London: Britain will Thursday outline plans to expand London’s Heathrow Airport to help cope with a boom in air travel, despite fierce opposition from environmental groups.
Transport Secretary Ruth Kelly will propose building a third runway for short-haul flights at Europe’s biggest airport by 2020, according to a report in the Times.
In the meantime, she intends to allow up to 60,000 more flights each year on the existing two runways, the report said.
Supporters of the planned expansion say it will pump billions of pounds into the economy and allow Heathrow to compete with other international airports.
Critics, however, say the extra flights will contribute to global warming, increase pollution and blight the lives of millions of people under the flightpaths.
The developments are being closely watched by governments and campaigners across Europe, including Frankfurt, Paris and Stuttgart, where airport expansions are planned.
Kelly will publish a consultation paper Thursday that will say the expansion will not breach the European Union’s air pollution limits and the government’s own noise limits, the Times said.
“We need extra capacity in the southeast,” Kelly told the newspaper. “But fundamentally we need a global hub airport.”
Scientists say air transport contributes to global warming, and the carbon dioxide gas and water vapour emitted by aircraft are four times more potent at high altitude than at sea level.
The government says it is committed to tackling climate change and plans to set legally binding targets for cutting CO2 emissions -- but it also backs an expansion of air travel, which is set to double in the next 25 years.
Airport operator BAA, part of Spain’s Ferrovial said the expansion would bring huge economic benefits through tourism, job creation and businesses relocating to be near Heathrow.
“It is a very considerable economic powerhouse,” BAA Chief Executive Stephen Nelson told BBC radio.
British Airways Chief Executive Willie Walsh said benefits could be worth more than 9 billion pounds each year.
Green campaigners question that figure.
John Stewart, chairman of anti-airport expansion group HACAN ClearSkies, told the BBC: “There’s a mantra here that it’s important for the economy. What has never been worked out is how those figures are arrived at.”

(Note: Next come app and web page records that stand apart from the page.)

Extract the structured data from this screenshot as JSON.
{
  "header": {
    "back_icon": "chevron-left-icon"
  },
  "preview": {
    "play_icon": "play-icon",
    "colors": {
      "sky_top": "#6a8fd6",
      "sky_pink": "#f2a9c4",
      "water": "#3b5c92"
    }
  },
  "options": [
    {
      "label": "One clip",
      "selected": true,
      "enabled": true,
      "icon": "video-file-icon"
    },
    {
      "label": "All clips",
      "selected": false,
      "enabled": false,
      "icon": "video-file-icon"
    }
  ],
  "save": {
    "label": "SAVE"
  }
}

Liberal Democrat Shadow Transport Secretary Susan Kramer said the plans “make a mockery of any attempts to tackle climate change”.
“It is time for ministers to listen to the public and stop any further Heathrow expansion,” she said.